By Alexandra Burlacu email: email@example.com | Dec 23, 2012 02:00 PM EST
With Christmas just around the corner, two companies - Google and NORAD - are now going head-to-head to track Santa across his jolly holiday route.
NORAD has been tracking Santa since 1955, and last week the company has announced its new Internet Santa service. After all, where else could one find two companies competing to tack Santa if not on the Internet? While NORAD is still tracking Santa and his sleigh on Christmas, the company has replaced Google Maps with Microsoft's Bing Maps.

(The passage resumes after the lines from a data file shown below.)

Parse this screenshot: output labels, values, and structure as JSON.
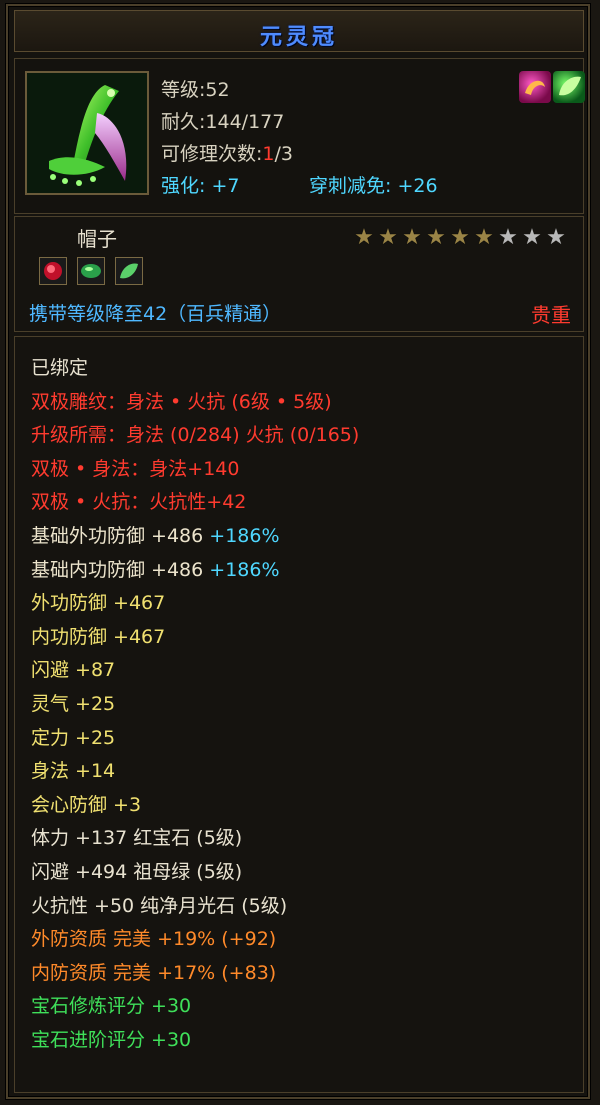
{
  "item": {
    "name": "元灵冠",
    "level_label": "等级:52",
    "durability_label": "耐久:144/177",
    "repair_prefix": "可修理次数:",
    "repair_used": "1",
    "repair_suffix": "/3",
    "enhance_label": "强化: +7",
    "pierce_label": "穿刺减免: +26",
    "type": "帽子",
    "stars_filled": 6,
    "stars_total": 9,
    "requirement": "携带等级降至42（百兵精通）",
    "rarity": "贵重"
  },
  "buff_icons": [
    "swirl-purple-icon",
    "leaf-green-icon"
  ],
  "gem_slots": [
    "red-gem-icon",
    "green-gem-icon",
    "green-jade-icon"
  ],
  "attributes": [
    {
      "text": "已绑定",
      "color": "white"
    },
    {
      "text": "双极雕纹：身法 • 火抗 (6级 • 5级)",
      "color": "red"
    },
    {
      "text": "升级所需：身法 (0/284)  火抗 (0/165)",
      "color": "red"
    },
    {
      "text": "双极 • 身法：身法+140",
      "color": "red"
    },
    {
      "text": "双极 • 火抗：火抗性+42",
      "color": "red"
    },
    {
      "text": "基础外功防御 +486",
      "extra": "+186%",
      "color": "cream"
    },
    {
      "text": "基础内功防御 +486",
      "extra": "+186%",
      "color": "cream"
    },
    {
      "text": "外功防御 +467",
      "color": "yellow"
    },
    {
      "text": "内功防御 +467",
      "color": "yellow"
    },
    {
      "text": "闪避 +87",
      "color": "yellow"
    },
    {
      "text": "灵气 +25",
      "color": "yellow"
    },
    {
      "text": "定力 +25",
      "color": "yellow"
    },
    {
      "text": "身法 +14",
      "color": "yellow"
    },
    {
      "text": "会心防御 +3",
      "color": "yellow"
    },
    {
      "text": "体力 +137 红宝石 (5级)",
      "color": "white"
    },
    {
      "text": "闪避 +494 祖母绿 (5级)",
      "color": "white"
    },
    {
      "text": "火抗性 +50 纯净月光石 (5级)",
      "color": "white"
    },
    {
      "text": "外防资质  完美 +19% (+92)",
      "color": "orange"
    },
    {
      "text": "内防资质  完美 +17% (+83)",
      "color": "orange"
    },
    {
      "text": "宝石修炼评分 +30",
      "color": "green"
    },
    {
      "text": "宝石进阶评分 +30",
      "color": "green"
    }
  ],
  "colors": {
    "title": "#4f8cff",
    "red": "#ff3b2f",
    "cyan": "#4fd7ff",
    "yellow": "#f0e070",
    "orange": "#ff8a2a",
    "green": "#3fe05a",
    "star_gold": "#9a8446",
    "star_grey": "#b8b8b8"
  }
}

Despite NORAD's move, Google is not ready to give up on the business of tracking Santa Claus. The search giant has decided to track Mr. Claus on its own this year, using its Google Earth and Google Maps products, as well as a new algorithm. What does this mean for the end user? Well, it means that two Santa tracker options are now available starting Christmas Eve.

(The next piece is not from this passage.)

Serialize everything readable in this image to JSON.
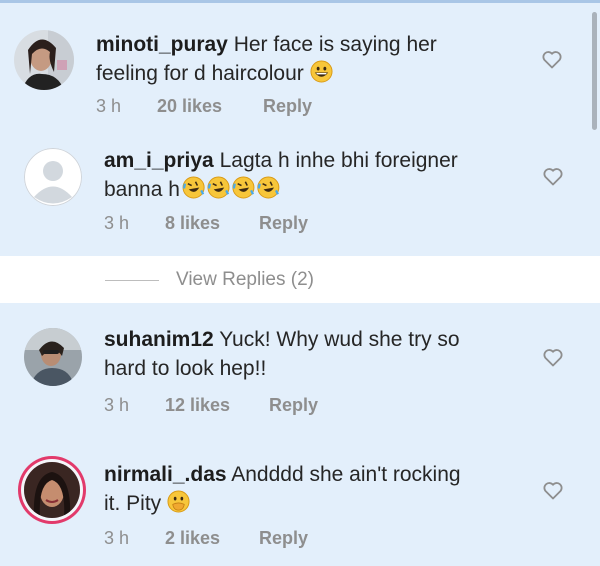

"While we've been tracking Santa since 2004 with Google Earth, this year a team of dedicated Google Maps engineers built a new route algorithm to chart Santa's journey around the world on Christmas Eve,| Brian McClendon, Vice President of Google Maps and Google Earth, announced earlier this week.
Google's new Santa Tracker is available live on the Web at this link, but the search giant also offers a new Chrome extension and Android app to let users follow Santa. Meanwhile, NORAD has worked on its apps in partnership with Microsoft, and its Santa Tracker is available for the iPhone, as well as Android and Windows 8 smartphones.

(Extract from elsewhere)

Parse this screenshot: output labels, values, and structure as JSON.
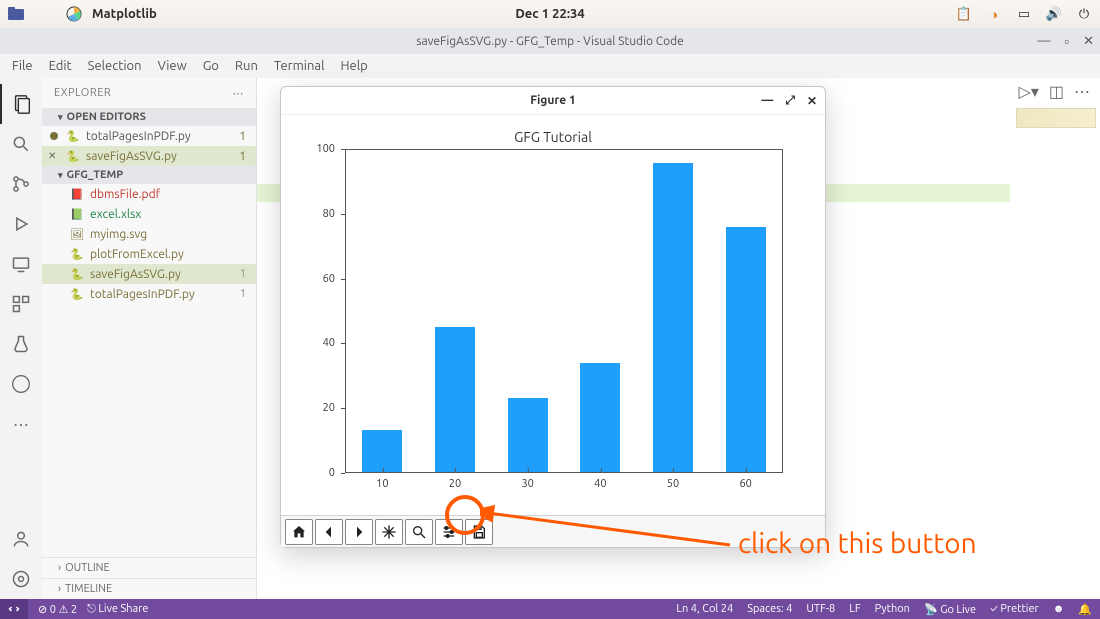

Google, however, seems to have more to offer in terms of entertainment. The company has built up an entire Santa Web site, allowing users to enter information about a friend or family member and have Santa give them a call or send them an audio message via email.
Moreover, the search giant also threw in a few games into the mix. The Santa Racer game, for instance, allows players to navigate Santa's sleigh through a track and collect presents. With the Present Drop game, meanwhile, players have to drop presents into moving chimneys.
Both Google and NORAD will start actually tracing Santa on Christmas Eve. With all this competition, one question still lingers: would Santa himself use Google or Bing Maps to get around? Or perhaps Apple Maps?